■ What needs to be done:
Among the entries below, find each line with "JSON" and show it.
>>
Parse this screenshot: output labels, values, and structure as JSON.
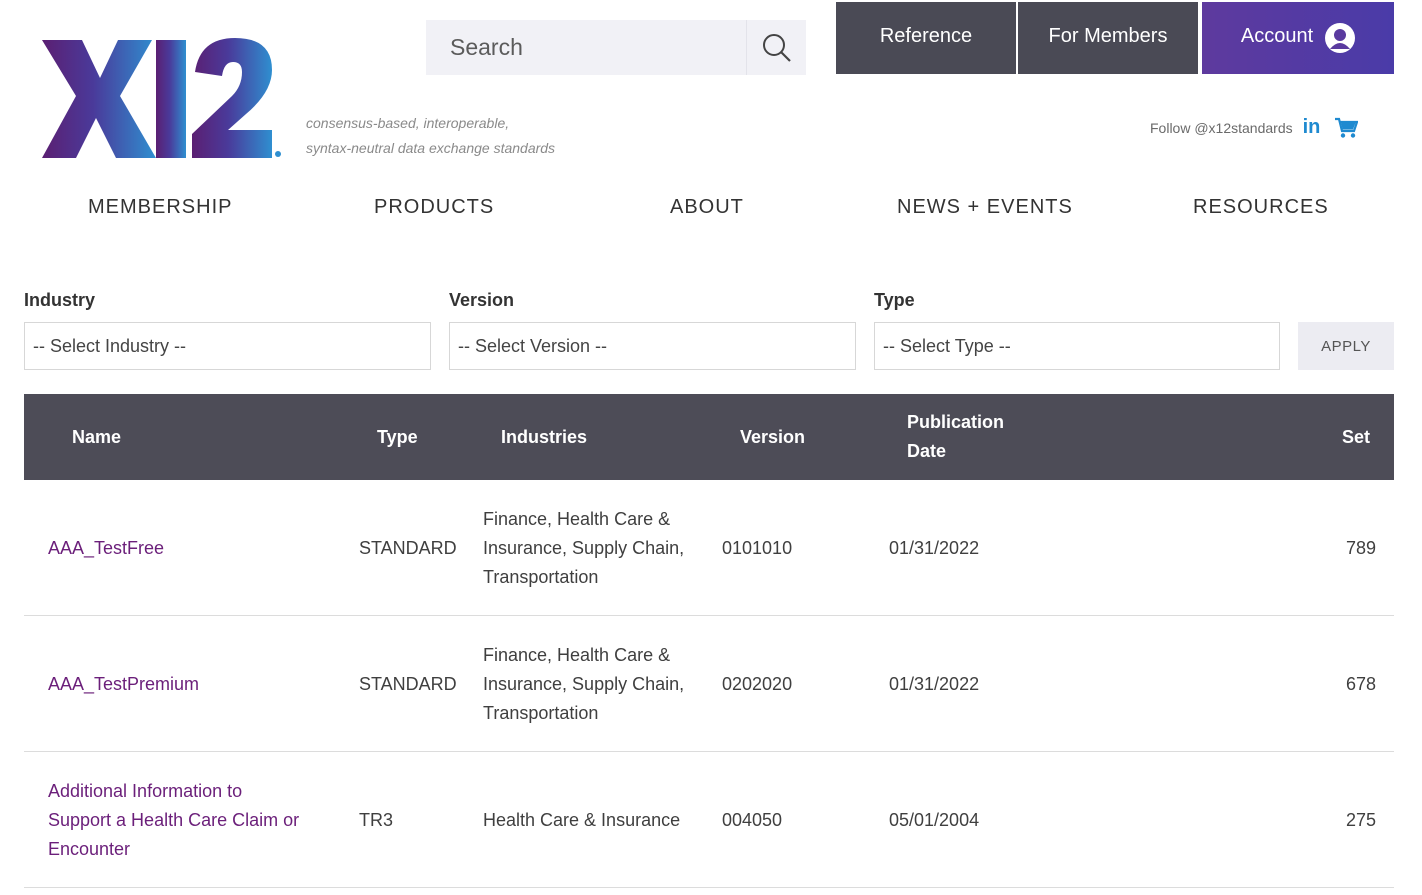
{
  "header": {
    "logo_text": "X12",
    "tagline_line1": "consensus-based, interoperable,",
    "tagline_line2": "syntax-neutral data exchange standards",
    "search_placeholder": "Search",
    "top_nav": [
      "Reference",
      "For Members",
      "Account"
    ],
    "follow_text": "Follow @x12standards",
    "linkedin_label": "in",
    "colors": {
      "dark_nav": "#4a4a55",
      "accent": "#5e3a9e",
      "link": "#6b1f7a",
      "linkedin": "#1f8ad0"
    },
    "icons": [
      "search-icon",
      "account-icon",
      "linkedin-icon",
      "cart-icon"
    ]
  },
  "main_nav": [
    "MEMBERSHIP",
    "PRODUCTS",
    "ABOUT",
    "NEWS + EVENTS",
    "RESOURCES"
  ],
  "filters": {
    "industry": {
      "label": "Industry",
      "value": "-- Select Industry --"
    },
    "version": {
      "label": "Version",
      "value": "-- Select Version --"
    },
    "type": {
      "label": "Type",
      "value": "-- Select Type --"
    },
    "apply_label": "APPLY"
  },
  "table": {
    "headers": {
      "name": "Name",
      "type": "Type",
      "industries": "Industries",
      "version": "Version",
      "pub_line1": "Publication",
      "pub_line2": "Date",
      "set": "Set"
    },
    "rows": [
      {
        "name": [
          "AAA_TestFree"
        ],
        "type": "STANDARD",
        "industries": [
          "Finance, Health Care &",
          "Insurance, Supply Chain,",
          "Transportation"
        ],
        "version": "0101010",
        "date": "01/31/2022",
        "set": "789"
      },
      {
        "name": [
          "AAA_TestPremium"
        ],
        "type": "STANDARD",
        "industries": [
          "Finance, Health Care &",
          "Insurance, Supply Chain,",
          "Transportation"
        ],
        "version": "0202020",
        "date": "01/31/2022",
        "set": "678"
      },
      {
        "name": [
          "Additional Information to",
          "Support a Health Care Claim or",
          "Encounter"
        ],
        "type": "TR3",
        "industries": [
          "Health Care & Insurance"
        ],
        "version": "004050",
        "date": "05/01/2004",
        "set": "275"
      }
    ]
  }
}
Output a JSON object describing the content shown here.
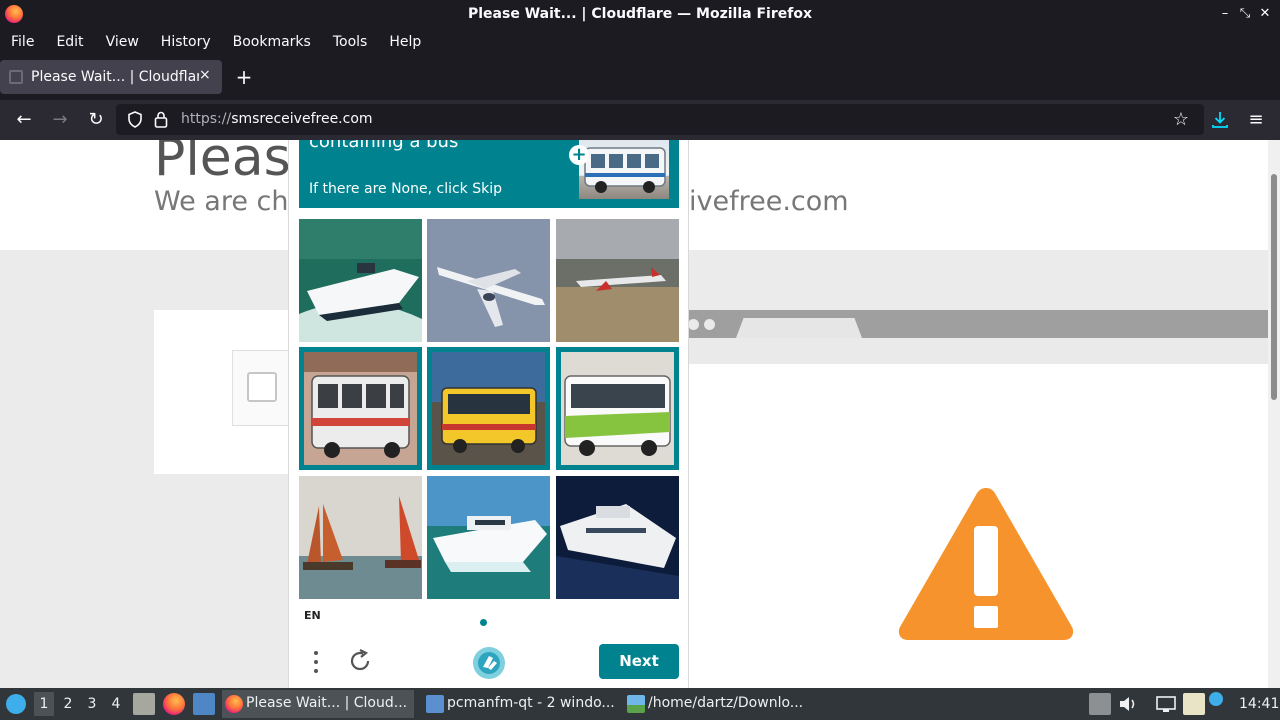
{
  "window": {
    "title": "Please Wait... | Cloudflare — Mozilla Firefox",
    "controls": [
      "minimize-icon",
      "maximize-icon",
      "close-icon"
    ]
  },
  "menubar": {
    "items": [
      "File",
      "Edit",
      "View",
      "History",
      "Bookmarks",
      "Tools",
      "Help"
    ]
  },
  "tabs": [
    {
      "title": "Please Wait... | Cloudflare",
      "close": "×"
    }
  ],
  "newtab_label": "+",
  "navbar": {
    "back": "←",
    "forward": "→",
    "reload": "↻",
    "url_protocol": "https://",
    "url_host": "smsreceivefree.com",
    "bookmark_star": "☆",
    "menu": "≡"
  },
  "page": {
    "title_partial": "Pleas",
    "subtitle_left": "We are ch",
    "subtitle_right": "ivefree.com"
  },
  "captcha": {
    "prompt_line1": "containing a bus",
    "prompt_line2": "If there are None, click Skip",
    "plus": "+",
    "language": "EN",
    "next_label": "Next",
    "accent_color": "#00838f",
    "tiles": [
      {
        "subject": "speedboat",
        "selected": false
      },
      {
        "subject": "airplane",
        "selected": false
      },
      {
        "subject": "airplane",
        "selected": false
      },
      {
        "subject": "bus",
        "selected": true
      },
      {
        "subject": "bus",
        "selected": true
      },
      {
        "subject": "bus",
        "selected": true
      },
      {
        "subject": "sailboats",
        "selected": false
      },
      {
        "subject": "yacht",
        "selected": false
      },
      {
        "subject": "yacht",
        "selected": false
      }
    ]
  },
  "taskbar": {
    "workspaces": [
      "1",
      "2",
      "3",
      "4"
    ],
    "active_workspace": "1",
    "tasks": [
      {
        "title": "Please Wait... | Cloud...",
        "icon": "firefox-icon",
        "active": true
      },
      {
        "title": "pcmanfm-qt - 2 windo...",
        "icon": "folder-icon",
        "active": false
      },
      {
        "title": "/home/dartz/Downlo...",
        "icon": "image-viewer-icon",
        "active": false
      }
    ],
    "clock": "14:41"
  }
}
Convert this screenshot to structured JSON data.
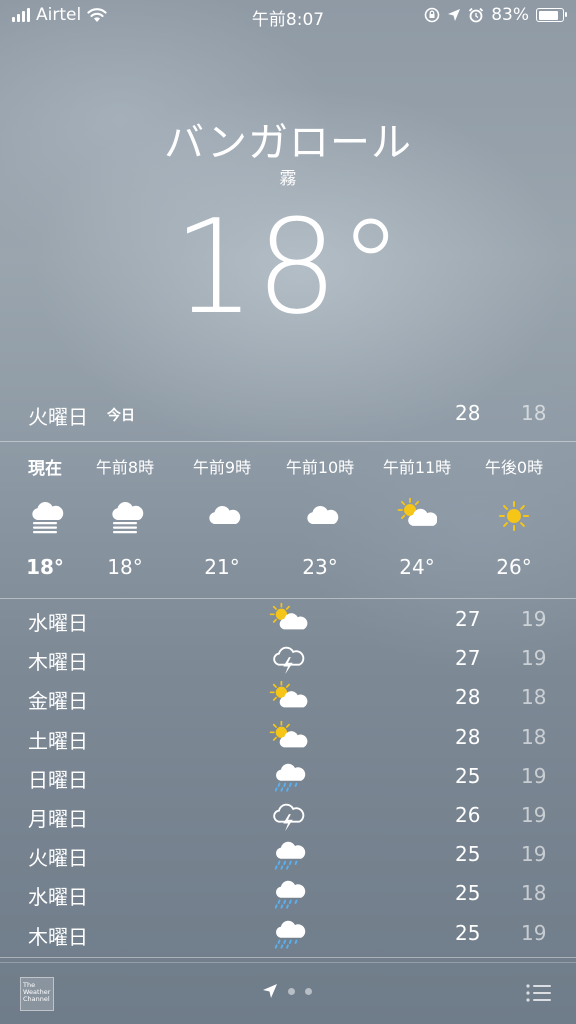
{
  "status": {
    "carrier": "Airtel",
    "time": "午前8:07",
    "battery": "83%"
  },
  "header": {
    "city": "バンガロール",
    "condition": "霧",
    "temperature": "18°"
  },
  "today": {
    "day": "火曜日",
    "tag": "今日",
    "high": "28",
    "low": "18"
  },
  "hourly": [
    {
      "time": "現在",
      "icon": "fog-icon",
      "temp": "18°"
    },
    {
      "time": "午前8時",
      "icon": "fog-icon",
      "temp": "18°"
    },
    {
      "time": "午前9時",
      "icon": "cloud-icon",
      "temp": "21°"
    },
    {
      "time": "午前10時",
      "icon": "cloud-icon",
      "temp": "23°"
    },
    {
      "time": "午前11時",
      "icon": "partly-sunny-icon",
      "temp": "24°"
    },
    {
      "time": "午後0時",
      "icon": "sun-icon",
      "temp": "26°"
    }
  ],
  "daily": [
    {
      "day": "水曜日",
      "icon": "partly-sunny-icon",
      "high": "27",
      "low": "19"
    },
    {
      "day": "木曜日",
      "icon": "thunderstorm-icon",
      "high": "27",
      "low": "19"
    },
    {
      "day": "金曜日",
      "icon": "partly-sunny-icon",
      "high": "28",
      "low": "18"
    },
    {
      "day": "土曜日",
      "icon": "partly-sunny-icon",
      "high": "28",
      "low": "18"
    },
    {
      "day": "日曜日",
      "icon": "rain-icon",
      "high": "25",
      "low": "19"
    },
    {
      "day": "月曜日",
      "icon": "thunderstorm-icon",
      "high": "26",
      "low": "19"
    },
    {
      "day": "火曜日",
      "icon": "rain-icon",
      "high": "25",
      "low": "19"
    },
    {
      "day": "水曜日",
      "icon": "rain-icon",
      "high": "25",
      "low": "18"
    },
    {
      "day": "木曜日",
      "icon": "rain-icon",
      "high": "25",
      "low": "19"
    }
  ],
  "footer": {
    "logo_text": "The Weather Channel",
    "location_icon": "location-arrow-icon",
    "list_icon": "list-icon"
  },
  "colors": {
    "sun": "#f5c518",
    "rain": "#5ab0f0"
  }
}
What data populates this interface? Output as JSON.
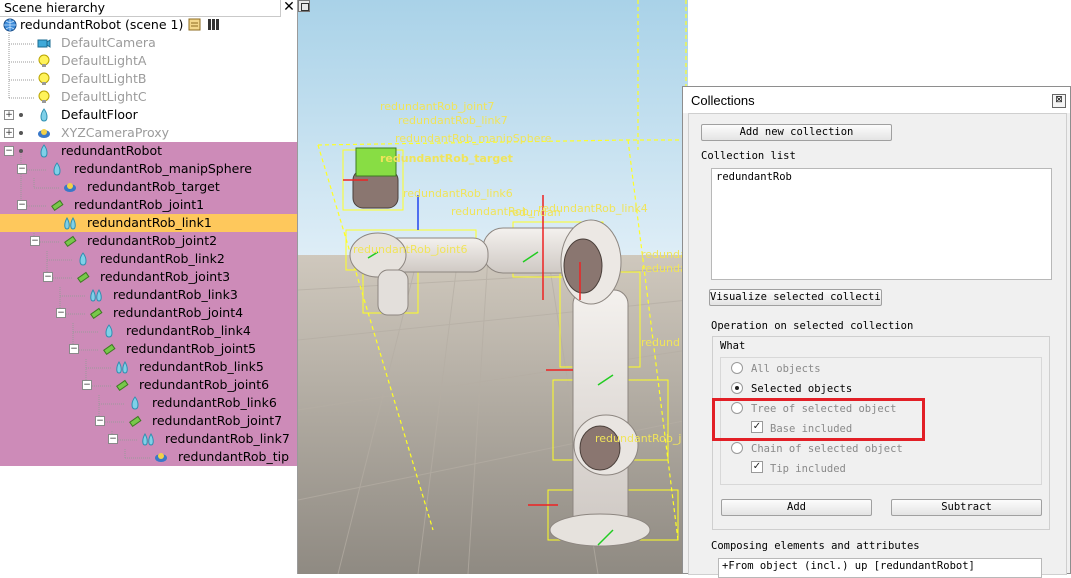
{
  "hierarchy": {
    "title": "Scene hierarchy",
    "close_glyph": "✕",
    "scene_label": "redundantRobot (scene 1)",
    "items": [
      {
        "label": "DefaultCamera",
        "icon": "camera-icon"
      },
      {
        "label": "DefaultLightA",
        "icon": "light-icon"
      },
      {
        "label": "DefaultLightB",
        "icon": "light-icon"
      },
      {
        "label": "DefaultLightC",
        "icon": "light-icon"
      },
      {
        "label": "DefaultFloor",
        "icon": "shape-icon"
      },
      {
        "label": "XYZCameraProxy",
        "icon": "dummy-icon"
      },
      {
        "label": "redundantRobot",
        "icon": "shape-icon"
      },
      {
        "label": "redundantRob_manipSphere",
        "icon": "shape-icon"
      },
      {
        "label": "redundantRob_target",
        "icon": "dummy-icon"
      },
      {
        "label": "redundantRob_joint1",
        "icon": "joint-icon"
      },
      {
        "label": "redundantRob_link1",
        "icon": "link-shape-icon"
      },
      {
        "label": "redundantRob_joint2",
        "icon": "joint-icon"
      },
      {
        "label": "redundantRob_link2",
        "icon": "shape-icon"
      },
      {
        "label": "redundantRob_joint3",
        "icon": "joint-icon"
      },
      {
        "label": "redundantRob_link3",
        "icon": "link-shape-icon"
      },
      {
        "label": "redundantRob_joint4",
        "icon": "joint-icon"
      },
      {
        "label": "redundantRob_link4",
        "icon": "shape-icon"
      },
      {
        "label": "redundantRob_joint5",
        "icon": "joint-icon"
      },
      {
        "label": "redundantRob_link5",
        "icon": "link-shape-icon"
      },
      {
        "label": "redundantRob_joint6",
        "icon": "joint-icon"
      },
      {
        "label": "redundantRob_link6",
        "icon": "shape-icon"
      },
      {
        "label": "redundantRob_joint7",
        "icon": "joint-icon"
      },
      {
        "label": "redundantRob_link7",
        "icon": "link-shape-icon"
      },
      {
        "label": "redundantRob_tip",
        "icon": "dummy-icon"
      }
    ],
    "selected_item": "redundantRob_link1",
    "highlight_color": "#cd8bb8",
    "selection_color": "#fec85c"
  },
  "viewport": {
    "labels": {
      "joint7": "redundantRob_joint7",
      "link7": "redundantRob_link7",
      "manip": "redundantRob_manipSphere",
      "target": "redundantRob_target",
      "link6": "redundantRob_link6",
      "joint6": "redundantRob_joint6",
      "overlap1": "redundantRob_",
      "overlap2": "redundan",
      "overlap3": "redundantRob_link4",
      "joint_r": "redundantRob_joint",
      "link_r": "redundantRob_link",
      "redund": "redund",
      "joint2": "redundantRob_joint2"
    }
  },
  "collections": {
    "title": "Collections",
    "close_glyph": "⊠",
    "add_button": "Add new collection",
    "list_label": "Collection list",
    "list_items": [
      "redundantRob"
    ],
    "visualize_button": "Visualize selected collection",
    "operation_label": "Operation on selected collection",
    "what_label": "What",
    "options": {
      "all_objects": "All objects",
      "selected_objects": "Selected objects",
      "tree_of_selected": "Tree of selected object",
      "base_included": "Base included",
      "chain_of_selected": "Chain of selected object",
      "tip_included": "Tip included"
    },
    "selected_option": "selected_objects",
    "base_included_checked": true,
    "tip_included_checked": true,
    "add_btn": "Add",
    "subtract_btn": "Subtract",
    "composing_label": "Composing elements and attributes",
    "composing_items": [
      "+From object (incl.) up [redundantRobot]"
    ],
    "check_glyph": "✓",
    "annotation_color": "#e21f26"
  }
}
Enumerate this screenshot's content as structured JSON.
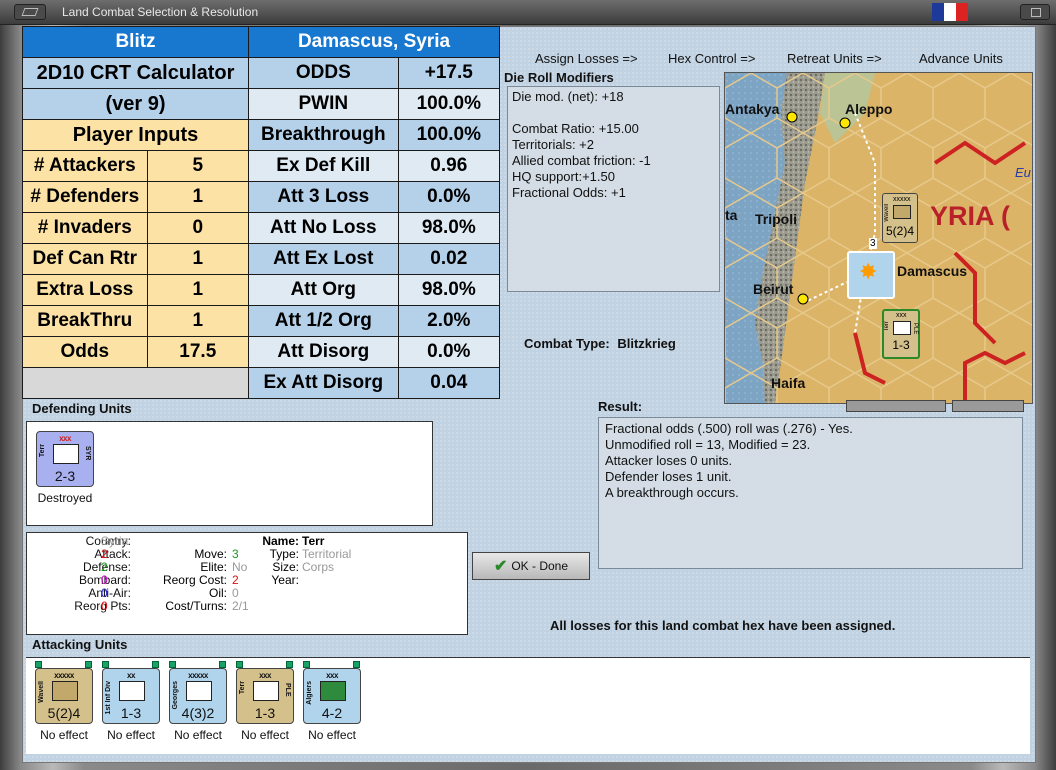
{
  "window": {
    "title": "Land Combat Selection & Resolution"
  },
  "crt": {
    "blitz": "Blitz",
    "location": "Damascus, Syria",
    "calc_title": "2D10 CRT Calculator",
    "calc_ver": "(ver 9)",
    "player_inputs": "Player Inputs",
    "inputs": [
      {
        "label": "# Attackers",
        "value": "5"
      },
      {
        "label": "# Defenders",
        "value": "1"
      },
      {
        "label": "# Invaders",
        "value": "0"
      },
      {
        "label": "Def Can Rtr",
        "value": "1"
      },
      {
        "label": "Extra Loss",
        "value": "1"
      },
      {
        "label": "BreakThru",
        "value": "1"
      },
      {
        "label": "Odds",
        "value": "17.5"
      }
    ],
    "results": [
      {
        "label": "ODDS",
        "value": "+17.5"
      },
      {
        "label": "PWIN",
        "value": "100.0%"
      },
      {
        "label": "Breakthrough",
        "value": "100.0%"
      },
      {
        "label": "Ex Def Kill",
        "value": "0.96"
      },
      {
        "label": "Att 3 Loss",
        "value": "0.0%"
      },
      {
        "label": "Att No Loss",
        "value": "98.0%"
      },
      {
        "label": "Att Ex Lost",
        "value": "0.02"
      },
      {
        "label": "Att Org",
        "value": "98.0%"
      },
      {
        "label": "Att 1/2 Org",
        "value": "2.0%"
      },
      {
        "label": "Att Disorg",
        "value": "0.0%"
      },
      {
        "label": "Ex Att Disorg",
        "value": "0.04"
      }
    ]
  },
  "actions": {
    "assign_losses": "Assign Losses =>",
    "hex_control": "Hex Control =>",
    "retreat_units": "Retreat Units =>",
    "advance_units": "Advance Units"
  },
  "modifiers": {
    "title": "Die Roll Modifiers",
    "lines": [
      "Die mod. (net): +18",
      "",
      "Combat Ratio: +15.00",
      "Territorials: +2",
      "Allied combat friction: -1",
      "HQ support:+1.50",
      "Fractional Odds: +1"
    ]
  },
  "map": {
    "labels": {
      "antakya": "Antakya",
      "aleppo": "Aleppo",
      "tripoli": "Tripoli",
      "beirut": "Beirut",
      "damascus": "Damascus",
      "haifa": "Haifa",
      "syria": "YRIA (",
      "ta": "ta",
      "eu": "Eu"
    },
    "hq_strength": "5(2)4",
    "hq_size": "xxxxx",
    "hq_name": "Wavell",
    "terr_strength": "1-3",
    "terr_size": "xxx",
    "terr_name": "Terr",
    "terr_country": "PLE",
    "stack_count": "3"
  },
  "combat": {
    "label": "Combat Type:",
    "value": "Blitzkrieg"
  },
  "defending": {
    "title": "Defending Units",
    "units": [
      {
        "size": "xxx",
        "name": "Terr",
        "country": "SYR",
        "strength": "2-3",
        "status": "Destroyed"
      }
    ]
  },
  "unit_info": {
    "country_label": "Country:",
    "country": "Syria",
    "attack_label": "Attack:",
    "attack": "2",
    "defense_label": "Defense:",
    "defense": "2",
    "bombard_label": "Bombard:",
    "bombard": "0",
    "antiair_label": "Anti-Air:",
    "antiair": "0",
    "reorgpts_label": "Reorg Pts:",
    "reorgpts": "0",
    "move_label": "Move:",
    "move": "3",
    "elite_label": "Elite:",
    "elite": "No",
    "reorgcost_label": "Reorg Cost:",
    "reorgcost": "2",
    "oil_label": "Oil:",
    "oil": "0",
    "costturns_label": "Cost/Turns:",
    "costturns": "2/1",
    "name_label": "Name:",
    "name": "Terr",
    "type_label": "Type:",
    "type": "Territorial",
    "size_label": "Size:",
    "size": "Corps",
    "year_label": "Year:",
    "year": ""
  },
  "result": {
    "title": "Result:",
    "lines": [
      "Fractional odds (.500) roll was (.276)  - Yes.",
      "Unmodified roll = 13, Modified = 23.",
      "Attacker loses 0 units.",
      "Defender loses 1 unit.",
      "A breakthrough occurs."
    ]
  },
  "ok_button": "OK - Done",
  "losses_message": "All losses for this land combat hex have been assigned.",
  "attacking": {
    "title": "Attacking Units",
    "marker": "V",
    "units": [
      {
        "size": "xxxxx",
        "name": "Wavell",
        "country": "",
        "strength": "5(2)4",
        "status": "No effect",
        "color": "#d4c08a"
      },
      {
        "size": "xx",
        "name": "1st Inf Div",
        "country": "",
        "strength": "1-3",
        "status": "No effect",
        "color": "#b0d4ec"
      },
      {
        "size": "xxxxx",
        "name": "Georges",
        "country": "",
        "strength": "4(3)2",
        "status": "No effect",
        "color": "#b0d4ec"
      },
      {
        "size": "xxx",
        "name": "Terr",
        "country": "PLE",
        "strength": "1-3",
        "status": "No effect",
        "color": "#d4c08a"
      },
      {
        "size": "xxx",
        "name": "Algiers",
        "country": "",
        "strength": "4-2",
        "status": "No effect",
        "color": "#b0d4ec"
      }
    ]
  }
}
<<
■ Task solution:
Parse this screenshot: output labels, values, and structure as JSON.
Output a JSON object describing the content shown here.
Convert this screenshot to structured JSON data.
What data populates this interface? Output as JSON.
Enumerate this screenshot's content as structured JSON.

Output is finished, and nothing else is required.